PROMPT:
Return the listing in full. Keep each line exactly as it is.

==*==

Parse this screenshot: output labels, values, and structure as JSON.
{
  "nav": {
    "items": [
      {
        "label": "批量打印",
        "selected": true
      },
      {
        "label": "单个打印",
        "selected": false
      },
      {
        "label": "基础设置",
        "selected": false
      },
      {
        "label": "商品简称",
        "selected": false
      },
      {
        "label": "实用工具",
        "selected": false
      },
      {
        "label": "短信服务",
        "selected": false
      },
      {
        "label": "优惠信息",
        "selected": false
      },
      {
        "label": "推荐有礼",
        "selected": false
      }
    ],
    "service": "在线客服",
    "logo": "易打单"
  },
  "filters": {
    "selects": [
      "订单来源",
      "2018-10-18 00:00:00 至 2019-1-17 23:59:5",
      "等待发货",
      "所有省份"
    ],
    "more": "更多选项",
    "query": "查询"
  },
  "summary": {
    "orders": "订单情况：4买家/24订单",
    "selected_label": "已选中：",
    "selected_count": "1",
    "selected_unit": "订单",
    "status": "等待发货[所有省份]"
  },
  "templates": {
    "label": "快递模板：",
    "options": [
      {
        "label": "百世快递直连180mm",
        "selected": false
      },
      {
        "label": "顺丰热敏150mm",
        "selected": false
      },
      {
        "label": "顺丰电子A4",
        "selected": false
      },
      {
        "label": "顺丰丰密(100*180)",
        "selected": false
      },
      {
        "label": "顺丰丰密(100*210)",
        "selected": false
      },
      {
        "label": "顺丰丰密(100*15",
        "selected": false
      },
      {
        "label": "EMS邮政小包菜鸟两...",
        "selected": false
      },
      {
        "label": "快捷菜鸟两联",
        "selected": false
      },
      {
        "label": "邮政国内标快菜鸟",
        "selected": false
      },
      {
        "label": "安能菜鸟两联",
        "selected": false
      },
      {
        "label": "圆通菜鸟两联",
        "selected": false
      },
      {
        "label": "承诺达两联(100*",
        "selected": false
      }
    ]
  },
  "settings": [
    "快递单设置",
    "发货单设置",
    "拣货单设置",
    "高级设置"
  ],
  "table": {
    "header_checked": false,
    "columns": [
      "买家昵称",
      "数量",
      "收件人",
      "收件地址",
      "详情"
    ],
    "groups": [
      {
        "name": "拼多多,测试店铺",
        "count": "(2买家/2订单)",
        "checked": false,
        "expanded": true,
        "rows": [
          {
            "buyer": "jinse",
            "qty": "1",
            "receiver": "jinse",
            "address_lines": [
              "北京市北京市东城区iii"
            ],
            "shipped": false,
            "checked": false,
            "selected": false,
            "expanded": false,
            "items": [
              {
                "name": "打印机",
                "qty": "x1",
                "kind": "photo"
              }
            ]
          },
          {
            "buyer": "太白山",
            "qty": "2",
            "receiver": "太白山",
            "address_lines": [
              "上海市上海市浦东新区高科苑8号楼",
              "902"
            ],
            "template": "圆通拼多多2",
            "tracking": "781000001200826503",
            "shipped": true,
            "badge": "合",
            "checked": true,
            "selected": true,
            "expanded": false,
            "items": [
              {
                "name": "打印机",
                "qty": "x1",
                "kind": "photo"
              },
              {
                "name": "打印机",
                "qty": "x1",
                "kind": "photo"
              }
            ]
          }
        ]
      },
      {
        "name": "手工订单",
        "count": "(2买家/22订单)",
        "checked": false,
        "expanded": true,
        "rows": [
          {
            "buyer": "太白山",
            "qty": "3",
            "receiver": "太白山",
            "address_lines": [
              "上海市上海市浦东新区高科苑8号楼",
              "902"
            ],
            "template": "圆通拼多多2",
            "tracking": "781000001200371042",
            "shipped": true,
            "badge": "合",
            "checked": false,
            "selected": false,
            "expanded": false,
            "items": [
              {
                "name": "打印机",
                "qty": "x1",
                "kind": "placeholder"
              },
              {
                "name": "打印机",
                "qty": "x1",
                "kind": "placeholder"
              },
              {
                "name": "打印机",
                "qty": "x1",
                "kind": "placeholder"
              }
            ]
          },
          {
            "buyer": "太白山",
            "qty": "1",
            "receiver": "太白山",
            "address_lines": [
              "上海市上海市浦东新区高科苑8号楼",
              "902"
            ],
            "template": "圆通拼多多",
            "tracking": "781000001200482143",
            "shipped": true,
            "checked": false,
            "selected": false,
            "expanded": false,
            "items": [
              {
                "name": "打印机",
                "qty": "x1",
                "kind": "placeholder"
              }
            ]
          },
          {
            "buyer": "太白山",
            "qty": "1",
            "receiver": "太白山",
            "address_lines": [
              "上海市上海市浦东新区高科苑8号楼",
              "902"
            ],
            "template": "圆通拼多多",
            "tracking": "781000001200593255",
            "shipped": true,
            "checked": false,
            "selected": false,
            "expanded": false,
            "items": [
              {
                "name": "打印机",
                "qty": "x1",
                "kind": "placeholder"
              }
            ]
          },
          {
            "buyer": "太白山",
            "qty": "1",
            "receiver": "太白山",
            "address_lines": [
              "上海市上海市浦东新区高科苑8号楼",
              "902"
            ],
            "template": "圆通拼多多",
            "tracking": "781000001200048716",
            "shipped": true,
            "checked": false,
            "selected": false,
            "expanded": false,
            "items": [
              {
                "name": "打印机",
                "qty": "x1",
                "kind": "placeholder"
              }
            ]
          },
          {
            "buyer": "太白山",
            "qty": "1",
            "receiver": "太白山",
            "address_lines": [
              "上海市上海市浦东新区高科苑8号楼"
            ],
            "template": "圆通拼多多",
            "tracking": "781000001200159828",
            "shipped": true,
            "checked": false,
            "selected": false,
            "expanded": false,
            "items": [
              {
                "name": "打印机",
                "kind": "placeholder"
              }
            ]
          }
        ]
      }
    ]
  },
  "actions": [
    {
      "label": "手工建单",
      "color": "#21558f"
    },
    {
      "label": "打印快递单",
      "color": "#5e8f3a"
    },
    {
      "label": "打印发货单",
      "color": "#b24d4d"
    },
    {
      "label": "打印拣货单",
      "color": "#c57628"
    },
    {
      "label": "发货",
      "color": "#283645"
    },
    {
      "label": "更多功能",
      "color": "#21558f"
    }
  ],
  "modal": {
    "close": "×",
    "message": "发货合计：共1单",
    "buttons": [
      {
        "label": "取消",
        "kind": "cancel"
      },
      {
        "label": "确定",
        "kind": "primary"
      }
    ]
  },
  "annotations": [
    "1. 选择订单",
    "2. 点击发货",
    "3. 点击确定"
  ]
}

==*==

TASK RESPONSE:
Parse this screenshot: output labels, values, and structure as JSON.
{
  "nav": {
    "items": [
      {
        "label": "批量打印",
        "selected": true
      },
      {
        "label": "单个打印",
        "selected": false
      },
      {
        "label": "基础设置",
        "selected": false
      },
      {
        "label": "商品简称",
        "selected": false
      },
      {
        "label": "实用工具",
        "selected": false
      },
      {
        "label": "短信服务",
        "selected": false
      },
      {
        "label": "优惠信息",
        "selected": false
      },
      {
        "label": "推荐有礼",
        "selected": false
      }
    ],
    "service": "在线客服",
    "logo": "易打单"
  },
  "filters": {
    "selects": [
      "订单来源",
      "2018-10-18 00:00:00 至 2019-1-17 23:59:5",
      "等待发货",
      "所有省份"
    ],
    "more": "更多选项",
    "query": "查询"
  },
  "summary": {
    "orders": "订单情况：4买家/24订单",
    "selected_label": "已选中：",
    "selected_count": "1",
    "selected_unit": "订单",
    "status": "等待发货[所有省份]"
  },
  "templates": {
    "label": "快递模板：",
    "options": [
      {
        "label": "百世快递直连180mm",
        "selected": false
      },
      {
        "label": "顺丰热敏150mm",
        "selected": false
      },
      {
        "label": "顺丰电子A4",
        "selected": false
      },
      {
        "label": "顺丰丰密(100*180)",
        "selected": false
      },
      {
        "label": "顺丰丰密(100*210)",
        "selected": false
      },
      {
        "label": "顺丰丰密(100*15",
        "selected": false
      },
      {
        "label": "EMS邮政小包菜鸟两...",
        "selected": false
      },
      {
        "label": "快捷菜鸟两联",
        "selected": false
      },
      {
        "label": "邮政国内标快菜鸟",
        "selected": false
      },
      {
        "label": "安能菜鸟两联",
        "selected": false
      },
      {
        "label": "圆通菜鸟两联",
        "selected": false
      },
      {
        "label": "承诺达两联(100*",
        "selected": false
      }
    ]
  },
  "settings": [
    "快递单设置",
    "发货单设置",
    "拣货单设置",
    "高级设置"
  ],
  "table": {
    "header_checked": false,
    "columns": [
      "买家昵称",
      "数量",
      "收件人",
      "收件地址",
      "详情"
    ],
    "groups": [
      {
        "name": "拼多多,测试店铺",
        "count": "(2买家/2订单)",
        "checked": false,
        "expanded": true,
        "rows": [
          {
            "buyer": "jinse",
            "qty": "1",
            "receiver": "jinse",
            "address_lines": [
              "北京市北京市东城区iii"
            ],
            "shipped": false,
            "checked": false,
            "selected": false,
            "expanded": false,
            "items": [
              {
                "name": "打印机",
                "qty": "x1",
                "kind": "photo"
              }
            ]
          },
          {
            "buyer": "太白山",
            "qty": "2",
            "receiver": "太白山",
            "address_lines": [
              "上海市上海市浦东新区高科苑8号楼",
              "902"
            ],
            "template": "圆通拼多多2",
            "tracking": "781000001200826503",
            "shipped": true,
            "badge": "合",
            "checked": true,
            "selected": true,
            "expanded": false,
            "items": [
              {
                "name": "打印机",
                "qty": "x1",
                "kind": "photo"
              },
              {
                "name": "打印机",
                "qty": "x1",
                "kind": "photo"
              }
            ]
          }
        ]
      },
      {
        "name": "手工订单",
        "count": "(2买家/22订单)",
        "checked": false,
        "expanded": true,
        "rows": [
          {
            "buyer": "太白山",
            "qty": "3",
            "receiver": "太白山",
            "address_lines": [
              "上海市上海市浦东新区高科苑8号楼",
              "902"
            ],
            "template": "圆通拼多多2",
            "tracking": "781000001200371042",
            "shipped": true,
            "badge": "合",
            "checked": false,
            "selected": false,
            "expanded": false,
            "items": [
              {
                "name": "打印机",
                "qty": "x1",
                "kind": "placeholder"
              },
              {
                "name": "打印机",
                "qty": "x1",
                "kind": "placeholder"
              },
              {
                "name": "打印机",
                "qty": "x1",
                "kind": "placeholder"
              }
            ]
          },
          {
            "buyer": "太白山",
            "qty": "1",
            "receiver": "太白山",
            "address_lines": [
              "上海市上海市浦东新区高科苑8号楼",
              "902"
            ],
            "template": "圆通拼多多",
            "tracking": "781000001200482143",
            "shipped": true,
            "checked": false,
            "selected": false,
            "expanded": false,
            "items": [
              {
                "name": "打印机",
                "qty": "x1",
                "kind": "placeholder"
              }
            ]
          },
          {
            "buyer": "太白山",
            "qty": "1",
            "receiver": "太白山",
            "address_lines": [
              "上海市上海市浦东新区高科苑8号楼",
              "902"
            ],
            "template": "圆通拼多多",
            "tracking": "781000001200593255",
            "shipped": true,
            "checked": false,
            "selected": false,
            "expanded": false,
            "items": [
              {
                "name": "打印机",
                "qty": "x1",
                "kind": "placeholder"
              }
            ]
          },
          {
            "buyer": "太白山",
            "qty": "1",
            "receiver": "太白山",
            "address_lines": [
              "上海市上海市浦东新区高科苑8号楼",
              "902"
            ],
            "template": "圆通拼多多",
            "tracking": "781000001200048716",
            "shipped": true,
            "checked": false,
            "selected": false,
            "expanded": false,
            "items": [
              {
                "name": "打印机",
                "qty": "x1",
                "kind": "placeholder"
              }
            ]
          },
          {
            "buyer": "太白山",
            "qty": "1",
            "receiver": "太白山",
            "address_lines": [
              "上海市上海市浦东新区高科苑8号楼"
            ],
            "template": "圆通拼多多",
            "tracking": "781000001200159828",
            "shipped": true,
            "checked": false,
            "selected": false,
            "expanded": false,
            "items": [
              {
                "name": "打印机",
                "kind": "placeholder"
              }
            ]
          }
        ]
      }
    ]
  },
  "actions": [
    {
      "label": "手工建单",
      "color": "#21558f"
    },
    {
      "label": "打印快递单",
      "color": "#5e8f3a"
    },
    {
      "label": "打印发货单",
      "color": "#b24d4d"
    },
    {
      "label": "打印拣货单",
      "color": "#c57628"
    },
    {
      "label": "发货",
      "color": "#283645"
    },
    {
      "label": "更多功能",
      "color": "#21558f"
    }
  ],
  "modal": {
    "close": "×",
    "message": "发货合计：共1单",
    "buttons": [
      {
        "label": "取消",
        "kind": "cancel"
      },
      {
        "label": "确定",
        "kind": "primary"
      }
    ]
  },
  "annotations": [
    "1. 选择订单",
    "2. 点击发货",
    "3. 点击确定"
  ]
}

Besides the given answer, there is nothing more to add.